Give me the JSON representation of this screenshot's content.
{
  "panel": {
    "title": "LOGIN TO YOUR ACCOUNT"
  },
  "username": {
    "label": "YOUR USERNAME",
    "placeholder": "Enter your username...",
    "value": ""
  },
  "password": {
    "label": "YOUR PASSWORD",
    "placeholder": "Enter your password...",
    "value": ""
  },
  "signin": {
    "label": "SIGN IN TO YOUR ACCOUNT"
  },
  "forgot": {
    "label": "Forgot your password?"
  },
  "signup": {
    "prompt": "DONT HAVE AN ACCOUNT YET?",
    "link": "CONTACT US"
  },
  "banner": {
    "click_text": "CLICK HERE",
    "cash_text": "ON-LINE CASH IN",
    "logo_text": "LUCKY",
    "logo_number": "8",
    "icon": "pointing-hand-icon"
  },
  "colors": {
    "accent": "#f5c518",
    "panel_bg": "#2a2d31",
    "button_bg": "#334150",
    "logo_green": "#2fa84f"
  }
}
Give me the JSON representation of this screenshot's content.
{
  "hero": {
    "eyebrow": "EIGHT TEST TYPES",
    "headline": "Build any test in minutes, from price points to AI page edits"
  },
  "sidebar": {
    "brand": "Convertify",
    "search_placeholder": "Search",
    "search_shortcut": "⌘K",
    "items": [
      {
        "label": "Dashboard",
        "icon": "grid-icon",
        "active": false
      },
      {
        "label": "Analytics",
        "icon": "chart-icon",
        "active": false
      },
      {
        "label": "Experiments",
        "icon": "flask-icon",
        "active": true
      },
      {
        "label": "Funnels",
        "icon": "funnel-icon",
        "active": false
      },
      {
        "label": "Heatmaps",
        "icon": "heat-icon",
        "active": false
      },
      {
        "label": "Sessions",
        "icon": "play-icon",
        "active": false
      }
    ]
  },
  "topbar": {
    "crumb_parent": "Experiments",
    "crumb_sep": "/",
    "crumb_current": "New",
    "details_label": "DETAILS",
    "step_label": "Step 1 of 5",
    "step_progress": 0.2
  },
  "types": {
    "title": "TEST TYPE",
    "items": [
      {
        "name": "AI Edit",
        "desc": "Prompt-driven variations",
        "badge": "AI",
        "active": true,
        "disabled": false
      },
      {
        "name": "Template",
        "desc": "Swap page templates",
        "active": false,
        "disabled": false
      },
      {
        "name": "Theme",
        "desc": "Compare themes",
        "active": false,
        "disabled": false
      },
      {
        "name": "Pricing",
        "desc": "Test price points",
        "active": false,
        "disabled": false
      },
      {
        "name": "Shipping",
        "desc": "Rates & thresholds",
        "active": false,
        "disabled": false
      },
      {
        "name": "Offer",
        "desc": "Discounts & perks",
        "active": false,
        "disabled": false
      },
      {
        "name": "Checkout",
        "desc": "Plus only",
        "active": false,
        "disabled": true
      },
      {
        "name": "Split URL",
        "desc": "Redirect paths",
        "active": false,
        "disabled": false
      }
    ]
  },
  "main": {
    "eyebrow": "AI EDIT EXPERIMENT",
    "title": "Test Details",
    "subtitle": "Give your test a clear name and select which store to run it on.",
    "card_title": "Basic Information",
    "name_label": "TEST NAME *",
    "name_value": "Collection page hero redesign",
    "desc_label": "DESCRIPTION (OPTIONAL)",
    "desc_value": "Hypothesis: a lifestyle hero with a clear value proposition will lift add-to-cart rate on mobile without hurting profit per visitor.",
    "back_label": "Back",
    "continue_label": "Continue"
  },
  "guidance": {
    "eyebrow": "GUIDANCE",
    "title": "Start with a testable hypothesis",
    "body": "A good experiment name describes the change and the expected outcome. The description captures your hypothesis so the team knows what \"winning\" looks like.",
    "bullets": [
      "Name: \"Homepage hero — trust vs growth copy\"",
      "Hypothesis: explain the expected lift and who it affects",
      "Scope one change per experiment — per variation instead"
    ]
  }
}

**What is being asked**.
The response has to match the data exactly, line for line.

**Result of the exercise**.
Give me the JSON representation of this screenshot's content.
{
  "panel": {
    "title": "LOGIN TO YOUR ACCOUNT"
  },
  "username": {
    "label": "YOUR USERNAME",
    "placeholder": "Enter your username...",
    "value": ""
  },
  "password": {
    "label": "YOUR PASSWORD",
    "placeholder": "Enter your password...",
    "value": ""
  },
  "signin": {
    "label": "SIGN IN TO YOUR ACCOUNT"
  },
  "forgot": {
    "label": "Forgot your password?"
  },
  "signup": {
    "prompt": "DONT HAVE AN ACCOUNT YET?",
    "link": "CONTACT US"
  },
  "banner": {
    "click_text": "CLICK HERE",
    "cash_text": "ON-LINE CASH IN",
    "logo_text": "LUCKY",
    "logo_number": "8",
    "icon": "pointing-hand-icon"
  },
  "colors": {
    "accent": "#f5c518",
    "panel_bg": "#2a2d31",
    "button_bg": "#334150",
    "logo_green": "#2fa84f"
  }
}
Give me the JSON representation of this screenshot's content.
{
  "hero": {
    "eyebrow": "EIGHT TEST TYPES",
    "headline": "Build any test in minutes, from price points to AI page edits"
  },
  "sidebar": {
    "brand": "Convertify",
    "search_placeholder": "Search",
    "search_shortcut": "⌘K",
    "items": [
      {
        "label": "Dashboard",
        "icon": "grid-icon",
        "active": false
      },
      {
        "label": "Analytics",
        "icon": "chart-icon",
        "active": false
      },
      {
        "label": "Experiments",
        "icon": "flask-icon",
        "active": true
      },
      {
        "label": "Funnels",
        "icon": "funnel-icon",
        "active": false
      },
      {
        "label": "Heatmaps",
        "icon": "heat-icon",
        "active": false
      },
      {
        "label": "Sessions",
        "icon": "play-icon",
        "active": false
      }
    ]
  },
  "topbar": {
    "crumb_parent": "Experiments",
    "crumb_sep": "/",
    "crumb_current": "New",
    "details_label": "DETAILS",
    "step_label": "Step 1 of 5",
    "step_progress": 0.2
  },
  "types": {
    "title": "TEST TYPE",
    "items": [
      {
        "name": "AI Edit",
        "desc": "Prompt-driven variations",
        "badge": "AI",
        "active": true,
        "disabled": false
      },
      {
        "name": "Template",
        "desc": "Swap page templates",
        "active": false,
        "disabled": false
      },
      {
        "name": "Theme",
        "desc": "Compare themes",
        "active": false,
        "disabled": false
      },
      {
        "name": "Pricing",
        "desc": "Test price points",
        "active": false,
        "disabled": false
      },
      {
        "name": "Shipping",
        "desc": "Rates & thresholds",
        "active": false,
        "disabled": false
      },
      {
        "name": "Offer",
        "desc": "Discounts & perks",
        "active": false,
        "disabled": false
      },
      {
        "name": "Checkout",
        "desc": "Plus only",
        "active": false,
        "disabled": true
      },
      {
        "name": "Split URL",
        "desc": "Redirect paths",
        "active": false,
        "disabled": false
      }
    ]
  },
  "main": {
    "eyebrow": "AI EDIT EXPERIMENT",
    "title": "Test Details",
    "subtitle": "Give your test a clear name and select which store to run it on.",
    "card_title": "Basic Information",
    "name_label": "TEST NAME *",
    "name_value": "Collection page hero redesign",
    "desc_label": "DESCRIPTION (OPTIONAL)",
    "desc_value": "Hypothesis: a lifestyle hero with a clear value proposition will lift add-to-cart rate on mobile without hurting profit per visitor.",
    "back_label": "Back",
    "continue_label": "Continue"
  },
  "guidance": {
    "eyebrow": "GUIDANCE",
    "title": "Start with a testable hypothesis",
    "body": "A good experiment name describes the change and the expected outcome. The description captures your hypothesis so the team knows what \"winning\" looks like.",
    "bullets": [
      "Name: \"Homepage hero — trust vs growth copy\"",
      "Hypothesis: explain the expected lift and who it affects",
      "Scope one change per experiment — per variation instead"
    ]
  }
}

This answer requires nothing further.